In contrast to the Forest Service’s official planning rule blog, the software that supports this blog is actually useful. The WordPress search feature lets readers aggregate onto one screen blog entries that share a common word and turn that search into a URL. For example, here are the K.I.S.S. blog entries (read from bottom to top).
The K.I.S.S. rule is based on these principles:
1) Revising a forest plan is a different task than writing a new plan from scratch. Existing plan provisions are presumed valid and reviewable only when new information or changed circumstances overcome that presumption.
2) The revision includes the planned timber sale and vegetation management projects. Eliminating the two-step NEPA planning process for tree-cutting projects keeps plan revisions relevant and reduces analysis paralysis.
3) The planning rule should be flexible in those matters Congress has left to the Forest Service’s discretion. The rule should be outcome-oriented and leave the technical details for achieving the required outcomes to the agency’s expertise.

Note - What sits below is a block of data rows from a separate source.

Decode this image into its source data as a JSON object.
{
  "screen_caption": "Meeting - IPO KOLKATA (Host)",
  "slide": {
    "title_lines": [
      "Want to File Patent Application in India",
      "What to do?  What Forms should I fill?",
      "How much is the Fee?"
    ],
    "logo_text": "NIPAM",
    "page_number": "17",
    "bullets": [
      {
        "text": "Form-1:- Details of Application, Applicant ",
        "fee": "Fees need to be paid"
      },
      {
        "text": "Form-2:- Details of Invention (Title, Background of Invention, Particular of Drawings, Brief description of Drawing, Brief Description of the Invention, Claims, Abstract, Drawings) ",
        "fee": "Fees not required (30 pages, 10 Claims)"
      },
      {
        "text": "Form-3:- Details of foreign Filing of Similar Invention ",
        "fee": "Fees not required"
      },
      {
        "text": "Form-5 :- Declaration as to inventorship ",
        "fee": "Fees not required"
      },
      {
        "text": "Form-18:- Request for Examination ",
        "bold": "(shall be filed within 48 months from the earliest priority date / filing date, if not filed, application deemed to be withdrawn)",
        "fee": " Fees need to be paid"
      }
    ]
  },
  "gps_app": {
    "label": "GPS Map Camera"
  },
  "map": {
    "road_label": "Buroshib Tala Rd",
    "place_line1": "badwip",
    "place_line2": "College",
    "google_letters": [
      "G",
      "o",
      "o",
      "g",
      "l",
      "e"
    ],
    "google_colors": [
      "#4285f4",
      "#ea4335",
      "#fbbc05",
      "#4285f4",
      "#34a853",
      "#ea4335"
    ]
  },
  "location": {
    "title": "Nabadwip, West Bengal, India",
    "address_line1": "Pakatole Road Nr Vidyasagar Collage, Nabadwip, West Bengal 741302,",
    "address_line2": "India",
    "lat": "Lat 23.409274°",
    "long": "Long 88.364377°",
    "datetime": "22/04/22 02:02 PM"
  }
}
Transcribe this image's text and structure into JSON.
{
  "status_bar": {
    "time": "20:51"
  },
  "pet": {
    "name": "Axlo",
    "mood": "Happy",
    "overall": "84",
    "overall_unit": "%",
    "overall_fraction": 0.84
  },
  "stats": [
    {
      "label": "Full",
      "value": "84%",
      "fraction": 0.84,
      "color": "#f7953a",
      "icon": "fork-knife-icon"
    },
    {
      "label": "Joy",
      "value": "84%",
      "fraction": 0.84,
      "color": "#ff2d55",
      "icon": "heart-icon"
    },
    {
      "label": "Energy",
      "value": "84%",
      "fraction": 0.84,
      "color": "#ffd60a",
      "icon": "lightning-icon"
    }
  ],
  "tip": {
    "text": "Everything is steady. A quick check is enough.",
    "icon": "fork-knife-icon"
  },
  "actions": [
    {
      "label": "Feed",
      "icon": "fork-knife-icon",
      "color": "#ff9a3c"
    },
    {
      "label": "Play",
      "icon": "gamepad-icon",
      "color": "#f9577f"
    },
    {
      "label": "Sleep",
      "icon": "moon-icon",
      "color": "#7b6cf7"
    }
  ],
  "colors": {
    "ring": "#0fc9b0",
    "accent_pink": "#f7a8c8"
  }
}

4) NFMA planning is not the end-all, be-all of Forest Service planning exercises. In NFMA Congress sought to solve logging issues. The Forest Service should resolve other issues elsewhere than in the NFMA plan.